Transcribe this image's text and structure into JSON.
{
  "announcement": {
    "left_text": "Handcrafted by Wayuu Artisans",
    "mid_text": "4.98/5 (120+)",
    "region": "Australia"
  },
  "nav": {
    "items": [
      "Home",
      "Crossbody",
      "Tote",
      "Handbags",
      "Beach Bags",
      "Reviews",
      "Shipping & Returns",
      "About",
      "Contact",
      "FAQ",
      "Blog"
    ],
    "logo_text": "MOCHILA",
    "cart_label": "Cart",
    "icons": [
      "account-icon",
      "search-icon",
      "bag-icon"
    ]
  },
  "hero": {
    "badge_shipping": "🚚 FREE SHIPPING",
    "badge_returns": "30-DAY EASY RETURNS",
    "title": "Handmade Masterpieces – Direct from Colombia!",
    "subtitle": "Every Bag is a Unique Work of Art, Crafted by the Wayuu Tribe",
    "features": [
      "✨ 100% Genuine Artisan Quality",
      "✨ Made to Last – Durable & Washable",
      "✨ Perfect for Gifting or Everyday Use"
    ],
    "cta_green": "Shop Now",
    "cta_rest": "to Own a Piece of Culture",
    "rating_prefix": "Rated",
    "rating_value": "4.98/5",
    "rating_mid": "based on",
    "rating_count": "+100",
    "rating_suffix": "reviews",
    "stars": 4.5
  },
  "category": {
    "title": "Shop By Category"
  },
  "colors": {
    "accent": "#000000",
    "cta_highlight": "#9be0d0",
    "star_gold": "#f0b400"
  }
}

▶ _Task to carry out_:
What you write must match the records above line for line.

▶ _Solution for this exercise_:
Transcribe this image's text and structure into JSON.
{
  "announcement": {
    "left_text": "Handcrafted by Wayuu Artisans",
    "mid_text": "4.98/5 (120+)",
    "region": "Australia"
  },
  "nav": {
    "items": [
      "Home",
      "Crossbody",
      "Tote",
      "Handbags",
      "Beach Bags",
      "Reviews",
      "Shipping & Returns",
      "About",
      "Contact",
      "FAQ",
      "Blog"
    ],
    "logo_text": "MOCHILA",
    "cart_label": "Cart",
    "icons": [
      "account-icon",
      "search-icon",
      "bag-icon"
    ]
  },
  "hero": {
    "badge_shipping": "🚚 FREE SHIPPING",
    "badge_returns": "30-DAY EASY RETURNS",
    "title": "Handmade Masterpieces – Direct from Colombia!",
    "subtitle": "Every Bag is a Unique Work of Art, Crafted by the Wayuu Tribe",
    "features": [
      "✨ 100% Genuine Artisan Quality",
      "✨ Made to Last – Durable & Washable",
      "✨ Perfect for Gifting or Everyday Use"
    ],
    "cta_green": "Shop Now",
    "cta_rest": "to Own a Piece of Culture",
    "rating_prefix": "Rated",
    "rating_value": "4.98/5",
    "rating_mid": "based on",
    "rating_count": "+100",
    "rating_suffix": "reviews",
    "stars": 4.5
  },
  "category": {
    "title": "Shop By Category"
  },
  "colors": {
    "accent": "#000000",
    "cta_highlight": "#9be0d0",
    "star_gold": "#f0b400"
  }
}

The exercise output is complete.